Space, the Final Frontier
Is space in us, or are we in space? A weird question, for sure.
Let me see if I can make sense of it. It’s pretty easy for us to think of ourselves as in space. When you look around your room, you see iPod there, chair here, two feet from the iPod. And you think of yourself as a certain distance away from both of them, so that one can turn up as closer than the other. You can think of this kind of space as “Newtonian” — it’s an “objective” kind of space (for want of a better term), as it turns up in scientific theories and explanations, and so on. But is that it? Is Newtonian space the only kind of space that we experience?
It’s typical of the Existentialists (I’m thinking of Heidegger specifically) to think that Newtonian “objective” space is not the kind of space that is particular to your existence. It may pertain to things, but you’re not a thing. You’re a ‘subject’ in a way, something that ‘comes at’ the world as opposed to just lying around ‘taking up space’. Instead, space is in you, it permeates your existence.
For the Existentialist, human existence is different from thing existence primarily because the latter is based in what might be called involvement, specifically a kind of involvement with one’s plans and projects, with one’s aims — with who one is struggling to be. Insofar as I exist in this way, space has a different meaning. We use the term “in” in a very different fashion. We say things like:
- He’s in love.
- He’s in philosophy.
- What’s he gotten himself into?
When we say such things we tend to mean ‘relational located-ness’ or something of that sort. Notice that when you think in these terms, phrases like “close to” or “far from” also take on a different meaning. When I am primarily concerned with my relationships, certain people are close whereas others are distant. A person standing next to you in a Newtonian way might be quite far from you in an existential sense. Or you might say something like the country song suggests: “I stand by my (wo)man” where this doesn’t mean literally standing next to someone in a Newtonian way, but rather means being determined to assure that my involvements and those of my partner as closely related.
Basically, this way of understanding the world is existential space, as opposed to Newtonian space. Do you buy it?
- Is Existential space really just a metaphor? Or is it just as “real” as Newtonian space?

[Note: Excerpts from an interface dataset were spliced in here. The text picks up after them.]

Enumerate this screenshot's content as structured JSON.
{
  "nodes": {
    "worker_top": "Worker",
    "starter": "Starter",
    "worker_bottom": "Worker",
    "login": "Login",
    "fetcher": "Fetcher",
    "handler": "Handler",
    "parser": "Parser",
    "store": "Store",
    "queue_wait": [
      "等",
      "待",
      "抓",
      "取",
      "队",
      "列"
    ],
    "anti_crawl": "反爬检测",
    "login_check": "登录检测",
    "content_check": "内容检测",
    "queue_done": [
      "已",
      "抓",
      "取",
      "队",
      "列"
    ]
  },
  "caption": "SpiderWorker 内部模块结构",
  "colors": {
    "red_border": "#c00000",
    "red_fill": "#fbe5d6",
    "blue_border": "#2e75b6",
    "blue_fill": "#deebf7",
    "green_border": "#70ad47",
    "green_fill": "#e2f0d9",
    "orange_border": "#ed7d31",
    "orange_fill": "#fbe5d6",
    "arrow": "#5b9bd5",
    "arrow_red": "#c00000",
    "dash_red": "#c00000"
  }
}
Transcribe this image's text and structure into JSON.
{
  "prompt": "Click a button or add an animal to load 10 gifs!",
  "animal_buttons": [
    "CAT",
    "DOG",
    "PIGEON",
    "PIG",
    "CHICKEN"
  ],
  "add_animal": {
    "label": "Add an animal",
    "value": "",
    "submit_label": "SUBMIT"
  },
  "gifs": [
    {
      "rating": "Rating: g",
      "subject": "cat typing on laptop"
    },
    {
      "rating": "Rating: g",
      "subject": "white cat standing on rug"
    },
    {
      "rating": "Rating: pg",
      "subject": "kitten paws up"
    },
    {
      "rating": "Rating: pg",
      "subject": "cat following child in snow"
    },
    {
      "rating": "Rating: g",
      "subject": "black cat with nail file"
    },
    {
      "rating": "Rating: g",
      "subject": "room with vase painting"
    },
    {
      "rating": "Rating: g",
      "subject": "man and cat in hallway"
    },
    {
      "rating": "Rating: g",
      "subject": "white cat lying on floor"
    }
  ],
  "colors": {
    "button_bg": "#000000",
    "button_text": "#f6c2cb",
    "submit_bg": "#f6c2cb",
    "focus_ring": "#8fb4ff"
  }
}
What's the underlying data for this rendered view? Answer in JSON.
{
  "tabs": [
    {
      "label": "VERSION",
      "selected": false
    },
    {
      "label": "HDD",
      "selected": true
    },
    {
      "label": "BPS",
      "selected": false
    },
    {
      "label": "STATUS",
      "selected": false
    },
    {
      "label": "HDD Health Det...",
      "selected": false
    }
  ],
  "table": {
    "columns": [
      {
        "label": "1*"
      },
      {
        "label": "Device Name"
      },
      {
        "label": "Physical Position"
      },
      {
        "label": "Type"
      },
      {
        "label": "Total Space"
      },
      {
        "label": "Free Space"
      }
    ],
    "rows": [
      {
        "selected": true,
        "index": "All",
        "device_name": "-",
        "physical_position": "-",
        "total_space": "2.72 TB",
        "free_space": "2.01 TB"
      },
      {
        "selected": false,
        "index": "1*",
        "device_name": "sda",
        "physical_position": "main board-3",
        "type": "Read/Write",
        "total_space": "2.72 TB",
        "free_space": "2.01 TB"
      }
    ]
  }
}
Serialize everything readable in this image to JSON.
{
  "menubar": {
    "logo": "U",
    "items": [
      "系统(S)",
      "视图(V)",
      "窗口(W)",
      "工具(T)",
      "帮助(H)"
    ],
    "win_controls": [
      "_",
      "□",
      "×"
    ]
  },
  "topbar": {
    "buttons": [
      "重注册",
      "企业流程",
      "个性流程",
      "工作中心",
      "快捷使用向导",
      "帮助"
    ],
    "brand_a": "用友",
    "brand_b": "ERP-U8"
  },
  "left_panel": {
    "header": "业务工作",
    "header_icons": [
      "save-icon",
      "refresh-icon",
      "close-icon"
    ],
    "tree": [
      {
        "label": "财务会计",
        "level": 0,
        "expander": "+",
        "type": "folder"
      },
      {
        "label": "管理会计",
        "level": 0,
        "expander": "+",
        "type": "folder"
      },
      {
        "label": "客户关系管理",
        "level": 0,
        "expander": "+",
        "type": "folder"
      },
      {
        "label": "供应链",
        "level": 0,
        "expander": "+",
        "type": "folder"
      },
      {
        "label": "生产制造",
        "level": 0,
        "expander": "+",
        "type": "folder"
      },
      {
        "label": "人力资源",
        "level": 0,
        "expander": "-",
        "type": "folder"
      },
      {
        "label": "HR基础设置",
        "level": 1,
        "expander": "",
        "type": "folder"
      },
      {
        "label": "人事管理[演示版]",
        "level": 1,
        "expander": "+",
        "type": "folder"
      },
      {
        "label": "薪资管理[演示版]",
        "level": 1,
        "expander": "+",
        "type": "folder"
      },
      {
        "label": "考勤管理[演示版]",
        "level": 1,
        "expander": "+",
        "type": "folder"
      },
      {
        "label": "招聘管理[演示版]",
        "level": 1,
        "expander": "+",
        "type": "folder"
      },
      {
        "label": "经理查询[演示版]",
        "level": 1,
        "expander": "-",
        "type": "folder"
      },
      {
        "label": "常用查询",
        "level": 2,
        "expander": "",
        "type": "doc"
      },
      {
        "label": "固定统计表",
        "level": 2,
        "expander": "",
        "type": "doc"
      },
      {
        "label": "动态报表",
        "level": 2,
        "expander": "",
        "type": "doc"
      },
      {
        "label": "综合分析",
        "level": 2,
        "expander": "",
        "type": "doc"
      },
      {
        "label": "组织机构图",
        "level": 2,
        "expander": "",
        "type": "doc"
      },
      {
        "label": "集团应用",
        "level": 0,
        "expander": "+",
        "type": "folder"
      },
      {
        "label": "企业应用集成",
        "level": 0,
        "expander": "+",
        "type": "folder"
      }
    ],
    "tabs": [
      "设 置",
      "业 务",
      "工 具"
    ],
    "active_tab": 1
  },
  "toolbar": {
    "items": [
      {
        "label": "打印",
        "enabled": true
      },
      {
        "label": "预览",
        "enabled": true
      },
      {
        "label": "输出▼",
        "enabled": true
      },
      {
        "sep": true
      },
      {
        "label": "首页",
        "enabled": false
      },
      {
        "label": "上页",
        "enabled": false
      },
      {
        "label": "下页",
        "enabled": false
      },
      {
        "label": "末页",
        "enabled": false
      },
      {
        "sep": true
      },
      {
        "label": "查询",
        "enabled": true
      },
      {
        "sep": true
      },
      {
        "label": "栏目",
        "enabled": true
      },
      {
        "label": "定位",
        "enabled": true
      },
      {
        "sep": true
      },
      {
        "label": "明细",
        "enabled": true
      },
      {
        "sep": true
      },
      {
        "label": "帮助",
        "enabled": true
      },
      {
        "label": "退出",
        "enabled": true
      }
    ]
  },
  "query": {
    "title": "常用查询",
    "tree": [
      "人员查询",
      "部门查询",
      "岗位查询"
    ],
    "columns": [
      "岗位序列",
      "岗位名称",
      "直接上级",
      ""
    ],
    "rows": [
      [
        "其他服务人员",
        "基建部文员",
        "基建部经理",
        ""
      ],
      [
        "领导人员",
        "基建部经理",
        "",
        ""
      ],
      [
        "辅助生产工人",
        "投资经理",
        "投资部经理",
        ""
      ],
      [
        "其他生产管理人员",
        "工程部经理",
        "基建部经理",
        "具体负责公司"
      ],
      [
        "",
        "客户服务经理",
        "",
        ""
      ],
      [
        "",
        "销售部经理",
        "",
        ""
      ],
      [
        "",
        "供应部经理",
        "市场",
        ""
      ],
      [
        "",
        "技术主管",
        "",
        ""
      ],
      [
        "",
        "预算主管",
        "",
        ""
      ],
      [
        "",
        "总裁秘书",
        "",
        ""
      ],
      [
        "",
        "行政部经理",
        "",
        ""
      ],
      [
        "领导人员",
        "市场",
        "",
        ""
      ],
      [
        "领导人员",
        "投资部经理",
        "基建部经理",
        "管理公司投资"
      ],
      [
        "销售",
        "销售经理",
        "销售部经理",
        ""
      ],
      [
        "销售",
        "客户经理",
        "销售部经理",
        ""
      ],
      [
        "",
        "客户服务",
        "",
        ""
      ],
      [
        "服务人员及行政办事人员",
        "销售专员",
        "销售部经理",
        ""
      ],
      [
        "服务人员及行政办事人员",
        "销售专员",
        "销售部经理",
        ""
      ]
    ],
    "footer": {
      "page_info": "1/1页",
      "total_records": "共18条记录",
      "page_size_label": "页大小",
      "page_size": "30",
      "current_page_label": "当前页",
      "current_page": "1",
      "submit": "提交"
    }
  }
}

- Which of the two is primary? Do we generate our notion of existential space from Newtonian space, or do we derive our notion of Newtonian space from existential space? Or neither?